Entries taken from a collection
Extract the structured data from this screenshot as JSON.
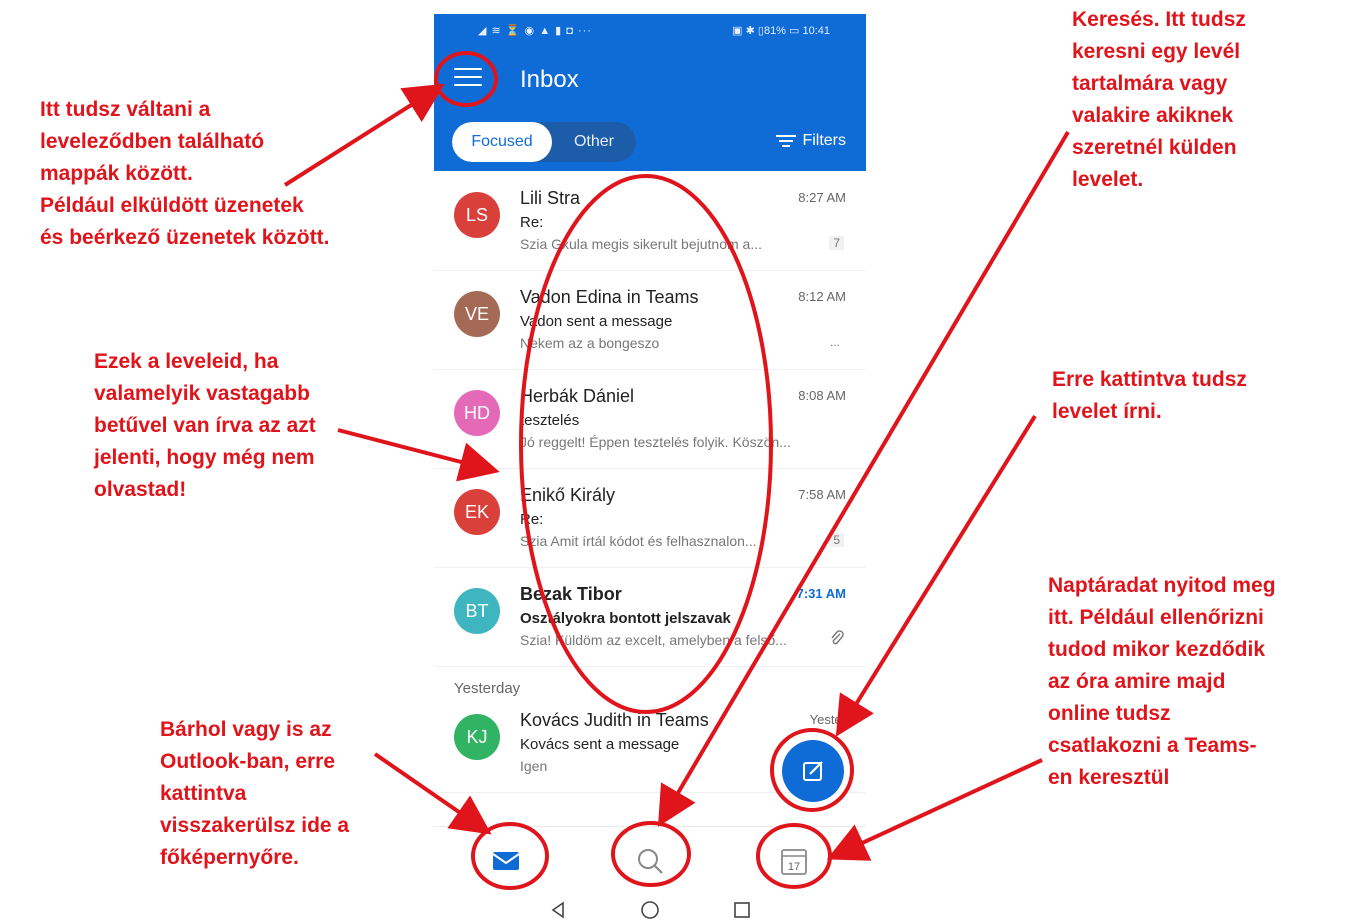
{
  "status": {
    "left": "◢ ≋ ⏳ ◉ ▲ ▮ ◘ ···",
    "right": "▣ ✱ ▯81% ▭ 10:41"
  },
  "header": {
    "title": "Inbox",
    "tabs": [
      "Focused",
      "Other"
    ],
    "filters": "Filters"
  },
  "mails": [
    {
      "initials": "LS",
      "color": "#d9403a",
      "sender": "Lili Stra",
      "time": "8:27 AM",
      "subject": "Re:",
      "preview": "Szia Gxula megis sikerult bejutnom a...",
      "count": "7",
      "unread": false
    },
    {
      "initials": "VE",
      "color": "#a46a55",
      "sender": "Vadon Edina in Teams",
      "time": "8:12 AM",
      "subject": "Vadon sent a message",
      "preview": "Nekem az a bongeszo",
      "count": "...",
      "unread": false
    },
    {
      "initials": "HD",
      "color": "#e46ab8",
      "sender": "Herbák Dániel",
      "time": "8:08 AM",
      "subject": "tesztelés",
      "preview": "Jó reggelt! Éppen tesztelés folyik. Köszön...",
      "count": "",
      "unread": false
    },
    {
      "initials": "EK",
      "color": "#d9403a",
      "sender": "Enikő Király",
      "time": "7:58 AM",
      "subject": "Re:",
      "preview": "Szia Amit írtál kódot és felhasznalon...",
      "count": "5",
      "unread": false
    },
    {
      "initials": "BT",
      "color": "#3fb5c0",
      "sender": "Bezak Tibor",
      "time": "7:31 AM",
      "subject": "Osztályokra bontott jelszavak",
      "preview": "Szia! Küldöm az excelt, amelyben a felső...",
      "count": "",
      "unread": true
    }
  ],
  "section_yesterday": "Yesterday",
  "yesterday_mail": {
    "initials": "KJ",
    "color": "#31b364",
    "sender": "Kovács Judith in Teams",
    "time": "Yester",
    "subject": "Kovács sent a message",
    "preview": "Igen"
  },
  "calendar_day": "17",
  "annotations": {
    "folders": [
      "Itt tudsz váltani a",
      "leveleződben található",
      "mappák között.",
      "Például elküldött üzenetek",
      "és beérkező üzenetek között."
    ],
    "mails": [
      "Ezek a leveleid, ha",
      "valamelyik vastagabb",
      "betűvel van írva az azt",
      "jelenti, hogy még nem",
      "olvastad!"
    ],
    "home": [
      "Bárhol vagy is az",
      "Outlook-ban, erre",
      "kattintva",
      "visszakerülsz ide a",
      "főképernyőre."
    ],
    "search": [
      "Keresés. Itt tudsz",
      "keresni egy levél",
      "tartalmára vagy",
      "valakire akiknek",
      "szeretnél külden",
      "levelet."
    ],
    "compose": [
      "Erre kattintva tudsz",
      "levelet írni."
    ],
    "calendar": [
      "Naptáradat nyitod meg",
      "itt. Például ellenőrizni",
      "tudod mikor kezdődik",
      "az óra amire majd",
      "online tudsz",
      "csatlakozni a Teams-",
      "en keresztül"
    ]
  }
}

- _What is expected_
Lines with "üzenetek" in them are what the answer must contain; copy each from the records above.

- _Reply_
      "Például elküldött üzenetek",
      "és beérkező üzenetek között."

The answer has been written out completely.